SUPPLIED INFORMATION START

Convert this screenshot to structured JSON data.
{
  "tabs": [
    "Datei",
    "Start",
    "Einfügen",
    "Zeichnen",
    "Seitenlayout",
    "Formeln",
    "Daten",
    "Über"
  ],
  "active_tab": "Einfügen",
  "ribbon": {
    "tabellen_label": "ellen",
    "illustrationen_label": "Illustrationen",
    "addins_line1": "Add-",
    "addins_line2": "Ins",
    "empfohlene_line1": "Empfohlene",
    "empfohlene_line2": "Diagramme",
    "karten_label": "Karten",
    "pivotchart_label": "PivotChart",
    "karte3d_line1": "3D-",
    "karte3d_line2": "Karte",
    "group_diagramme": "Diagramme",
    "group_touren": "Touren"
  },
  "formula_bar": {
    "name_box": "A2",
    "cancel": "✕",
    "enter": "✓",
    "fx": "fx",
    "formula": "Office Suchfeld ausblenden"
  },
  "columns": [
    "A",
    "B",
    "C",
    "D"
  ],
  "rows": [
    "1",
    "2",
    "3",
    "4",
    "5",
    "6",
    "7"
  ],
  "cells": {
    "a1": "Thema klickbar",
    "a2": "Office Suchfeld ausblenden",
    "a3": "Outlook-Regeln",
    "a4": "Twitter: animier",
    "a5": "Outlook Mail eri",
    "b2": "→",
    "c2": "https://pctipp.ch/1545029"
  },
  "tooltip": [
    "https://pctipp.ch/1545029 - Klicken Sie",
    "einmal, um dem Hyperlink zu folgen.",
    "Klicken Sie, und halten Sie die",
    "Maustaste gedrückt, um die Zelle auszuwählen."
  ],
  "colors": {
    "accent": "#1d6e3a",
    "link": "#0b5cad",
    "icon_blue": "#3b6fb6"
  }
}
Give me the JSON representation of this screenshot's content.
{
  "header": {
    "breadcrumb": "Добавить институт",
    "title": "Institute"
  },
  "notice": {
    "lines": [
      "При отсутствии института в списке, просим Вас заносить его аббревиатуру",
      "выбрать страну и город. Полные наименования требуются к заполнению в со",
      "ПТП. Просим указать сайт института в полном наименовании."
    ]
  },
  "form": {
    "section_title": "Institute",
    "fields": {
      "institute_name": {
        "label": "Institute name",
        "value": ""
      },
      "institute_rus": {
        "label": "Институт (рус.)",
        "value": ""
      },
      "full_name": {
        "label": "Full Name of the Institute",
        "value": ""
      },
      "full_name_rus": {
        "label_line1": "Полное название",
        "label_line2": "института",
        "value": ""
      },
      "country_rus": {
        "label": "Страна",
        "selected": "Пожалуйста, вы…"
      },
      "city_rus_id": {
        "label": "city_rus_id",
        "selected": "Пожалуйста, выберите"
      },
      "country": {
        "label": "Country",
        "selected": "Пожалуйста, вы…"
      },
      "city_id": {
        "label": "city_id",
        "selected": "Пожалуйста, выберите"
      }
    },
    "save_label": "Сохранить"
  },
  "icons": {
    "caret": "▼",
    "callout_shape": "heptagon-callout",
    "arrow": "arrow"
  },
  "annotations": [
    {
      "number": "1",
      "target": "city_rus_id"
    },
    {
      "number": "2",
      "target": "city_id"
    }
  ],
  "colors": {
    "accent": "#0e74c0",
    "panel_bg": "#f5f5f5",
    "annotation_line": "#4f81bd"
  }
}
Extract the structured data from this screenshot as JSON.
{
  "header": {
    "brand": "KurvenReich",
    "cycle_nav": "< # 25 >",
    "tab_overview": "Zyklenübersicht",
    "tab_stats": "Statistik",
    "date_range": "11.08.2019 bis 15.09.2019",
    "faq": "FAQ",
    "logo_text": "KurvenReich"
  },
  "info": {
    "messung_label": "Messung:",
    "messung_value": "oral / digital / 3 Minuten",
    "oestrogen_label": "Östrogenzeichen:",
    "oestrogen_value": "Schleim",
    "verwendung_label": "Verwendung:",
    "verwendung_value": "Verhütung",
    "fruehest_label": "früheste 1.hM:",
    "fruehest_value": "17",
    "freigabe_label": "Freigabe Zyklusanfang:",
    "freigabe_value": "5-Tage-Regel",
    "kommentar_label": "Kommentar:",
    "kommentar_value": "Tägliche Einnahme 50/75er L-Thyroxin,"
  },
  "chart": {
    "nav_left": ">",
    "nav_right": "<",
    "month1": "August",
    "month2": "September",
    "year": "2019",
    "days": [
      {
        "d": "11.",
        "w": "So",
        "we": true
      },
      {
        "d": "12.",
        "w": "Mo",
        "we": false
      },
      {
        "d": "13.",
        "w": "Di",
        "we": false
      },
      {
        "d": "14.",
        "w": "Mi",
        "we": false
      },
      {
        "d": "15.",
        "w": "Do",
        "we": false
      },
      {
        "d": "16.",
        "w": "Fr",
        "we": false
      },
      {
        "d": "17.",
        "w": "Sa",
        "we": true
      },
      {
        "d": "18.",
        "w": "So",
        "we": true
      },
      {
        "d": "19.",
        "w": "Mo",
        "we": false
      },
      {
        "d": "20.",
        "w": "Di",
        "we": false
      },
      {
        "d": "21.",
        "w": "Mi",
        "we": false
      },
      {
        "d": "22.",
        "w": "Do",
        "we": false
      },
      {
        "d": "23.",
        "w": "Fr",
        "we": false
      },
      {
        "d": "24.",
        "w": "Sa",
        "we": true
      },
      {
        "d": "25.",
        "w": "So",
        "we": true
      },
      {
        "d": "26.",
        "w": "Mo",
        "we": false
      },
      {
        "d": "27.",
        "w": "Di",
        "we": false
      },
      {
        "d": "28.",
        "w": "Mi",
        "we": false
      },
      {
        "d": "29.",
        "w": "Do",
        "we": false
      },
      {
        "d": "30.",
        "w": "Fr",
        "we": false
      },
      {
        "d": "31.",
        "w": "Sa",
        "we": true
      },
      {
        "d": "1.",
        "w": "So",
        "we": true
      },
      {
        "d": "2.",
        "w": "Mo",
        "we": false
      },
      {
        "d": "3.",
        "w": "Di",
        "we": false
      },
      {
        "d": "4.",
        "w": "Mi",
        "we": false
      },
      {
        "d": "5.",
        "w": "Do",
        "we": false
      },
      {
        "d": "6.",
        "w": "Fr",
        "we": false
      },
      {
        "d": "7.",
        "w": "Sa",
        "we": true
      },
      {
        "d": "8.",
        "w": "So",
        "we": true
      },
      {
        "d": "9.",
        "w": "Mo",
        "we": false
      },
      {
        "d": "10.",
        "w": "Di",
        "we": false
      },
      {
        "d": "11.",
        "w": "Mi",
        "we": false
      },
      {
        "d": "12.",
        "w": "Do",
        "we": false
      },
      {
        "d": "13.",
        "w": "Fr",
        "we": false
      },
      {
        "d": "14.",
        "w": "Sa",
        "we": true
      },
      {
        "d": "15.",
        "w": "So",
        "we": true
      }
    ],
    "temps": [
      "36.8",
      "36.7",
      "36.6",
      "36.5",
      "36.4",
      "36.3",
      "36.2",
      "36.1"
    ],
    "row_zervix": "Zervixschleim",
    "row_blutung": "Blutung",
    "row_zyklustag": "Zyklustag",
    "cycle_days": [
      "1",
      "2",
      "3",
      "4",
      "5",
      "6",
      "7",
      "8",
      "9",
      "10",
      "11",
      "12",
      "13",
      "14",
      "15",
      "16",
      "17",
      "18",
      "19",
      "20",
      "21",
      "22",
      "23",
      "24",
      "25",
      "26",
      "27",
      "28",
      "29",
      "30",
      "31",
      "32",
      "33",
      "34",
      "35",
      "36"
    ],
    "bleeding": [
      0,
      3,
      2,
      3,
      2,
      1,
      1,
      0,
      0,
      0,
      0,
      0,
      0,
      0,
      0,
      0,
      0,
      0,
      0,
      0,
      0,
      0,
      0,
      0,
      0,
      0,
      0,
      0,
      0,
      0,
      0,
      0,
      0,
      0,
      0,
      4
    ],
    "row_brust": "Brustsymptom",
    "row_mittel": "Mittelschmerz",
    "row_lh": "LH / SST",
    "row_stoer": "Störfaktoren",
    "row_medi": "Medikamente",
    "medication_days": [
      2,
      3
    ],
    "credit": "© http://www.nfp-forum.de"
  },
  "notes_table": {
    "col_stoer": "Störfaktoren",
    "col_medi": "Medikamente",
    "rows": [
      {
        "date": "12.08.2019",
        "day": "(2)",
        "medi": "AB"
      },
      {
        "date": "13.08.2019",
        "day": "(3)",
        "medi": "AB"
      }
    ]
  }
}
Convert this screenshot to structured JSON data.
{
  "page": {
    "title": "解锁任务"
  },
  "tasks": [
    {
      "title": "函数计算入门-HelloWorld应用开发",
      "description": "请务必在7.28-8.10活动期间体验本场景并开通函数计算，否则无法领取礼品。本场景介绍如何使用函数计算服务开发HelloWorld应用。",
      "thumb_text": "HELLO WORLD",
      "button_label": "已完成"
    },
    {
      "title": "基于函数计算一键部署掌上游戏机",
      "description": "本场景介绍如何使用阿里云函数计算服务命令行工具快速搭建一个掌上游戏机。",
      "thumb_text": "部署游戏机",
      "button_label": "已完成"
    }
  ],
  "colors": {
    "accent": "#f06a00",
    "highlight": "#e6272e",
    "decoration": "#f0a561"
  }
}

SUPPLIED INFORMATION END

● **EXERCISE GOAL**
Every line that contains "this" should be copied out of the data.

● **REPLY TO THE EXERCISE**
Convert this screenshot to structured JSON data.
Give me the JSON representation of this screenshot's content.
Extract the structured data from this screenshot as JSON.
Convert this screenshot to structured JSON data.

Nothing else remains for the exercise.